Adding to the tragedy of the situation, Patricia Stallings was pregnant. She gave birth to her second son while still awaiting trial, and the second boy – David Jr – was placed into foster care. A month after his birth, you guessed it, he began to experience symptoms similar to his deceased brother, despite having zero contact with his mother. He was quickly diagnosed with a rare genetic disorder – methylmalonic acidemia (MMA) – which would explain not only his symptoms, but his brother's death as well.
MMA is a group of genetic conditions which prevent the body from breaking down certain parts of proteins and fats. As a result, toxic substances build up in the body, often resulting in serious illness, as well as symptoms such as lethargy and trouble breathing. One of the substances that can build up in the body is propionic acid, which, as a team would later explain, can easily be mistaken for ethylene glycol.
It all sounds quite open and shut at this point. A boy died of apparent poisoning by anti-freeze, before his brother was diagnosed with a genetic condition that can mimic the effects of antifreeze poisoning. However, it wasn't over yet. Stallings' lawyer was aware of the genetic condition but failed to bring sufficient evidence to the trial in order to get Patricia exonerated.
When the lawyer suggested that natural causes could have been at play, the prosecution responded that "you might as well speculate that some little man from mars came down and shot him full of some mysterious bacteria.”
She was convicted of first degree murder, and assault, and sentenced to life in prison.
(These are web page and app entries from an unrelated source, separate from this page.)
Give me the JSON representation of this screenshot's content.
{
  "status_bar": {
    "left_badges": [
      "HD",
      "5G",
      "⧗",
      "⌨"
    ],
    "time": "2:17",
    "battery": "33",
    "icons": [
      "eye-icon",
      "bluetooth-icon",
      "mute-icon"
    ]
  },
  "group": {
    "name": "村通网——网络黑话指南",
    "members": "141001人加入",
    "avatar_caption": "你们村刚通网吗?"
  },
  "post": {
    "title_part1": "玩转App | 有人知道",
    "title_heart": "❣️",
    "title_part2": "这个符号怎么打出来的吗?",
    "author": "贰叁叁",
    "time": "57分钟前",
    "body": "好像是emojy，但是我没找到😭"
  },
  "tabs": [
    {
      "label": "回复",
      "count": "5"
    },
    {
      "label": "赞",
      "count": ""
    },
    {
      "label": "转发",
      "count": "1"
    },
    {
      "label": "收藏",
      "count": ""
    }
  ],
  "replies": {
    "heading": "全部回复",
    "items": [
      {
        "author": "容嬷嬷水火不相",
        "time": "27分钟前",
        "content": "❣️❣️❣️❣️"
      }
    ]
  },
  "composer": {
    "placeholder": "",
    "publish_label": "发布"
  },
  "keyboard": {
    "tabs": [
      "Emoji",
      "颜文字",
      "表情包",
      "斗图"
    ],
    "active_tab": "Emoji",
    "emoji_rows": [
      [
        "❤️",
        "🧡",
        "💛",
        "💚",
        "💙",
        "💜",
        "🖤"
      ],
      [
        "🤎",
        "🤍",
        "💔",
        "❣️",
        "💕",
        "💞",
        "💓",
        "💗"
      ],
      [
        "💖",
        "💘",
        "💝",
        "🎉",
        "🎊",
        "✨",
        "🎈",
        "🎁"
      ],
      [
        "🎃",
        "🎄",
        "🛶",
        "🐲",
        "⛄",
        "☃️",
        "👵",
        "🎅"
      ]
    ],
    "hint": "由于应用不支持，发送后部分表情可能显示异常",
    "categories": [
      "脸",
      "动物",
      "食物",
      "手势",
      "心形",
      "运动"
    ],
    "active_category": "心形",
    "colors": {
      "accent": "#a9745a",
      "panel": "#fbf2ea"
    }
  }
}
The following year, an episode on the case appeared on Unsolved Mysteries.
Biochemist William Sly of Saint Louis University was watching the episode, and he and the Director of the Metabolic Screening Lab at St Louis University, Dr James Shoemaker, were able to test Ryan's blood, which confirmed that he had had the disease.
However, since ethylene glycol is not produced in humans – even in those who have MMA – and the prosecution believed that this substance had been found in Ryan's blood, this still wasn't enough to convince the prosecution that he died of natural causes.
Still not done, Sly asked to know the methods used to determine that ethylene glycol had been found in Ryan's blood. He then sent samples of blood containing propionic acid to commercial labs, who analyzed the samples using the same methodology used in the initial investigation. Sure enough, about half of the labs came back with incorrect results, confirming the team's suspicions.
"The gas chromatographic peak identified as ethylene glycol by a clinical laboratory was actually due to propionic acid," the team wrote in a 1992 paper. Sly went on to show that other indications of antifreeze poisoning could actually have been because of interventions that were given to the patient, on the assumption that he had been poisoned.
Shortly after this evidence was presented to the prosecutor, in July 1991, Stallings was released and reunited with her second son, while awaiting a new trial on the grounds of inadequate legal defense. Soon after that, the charges against her were dismissed.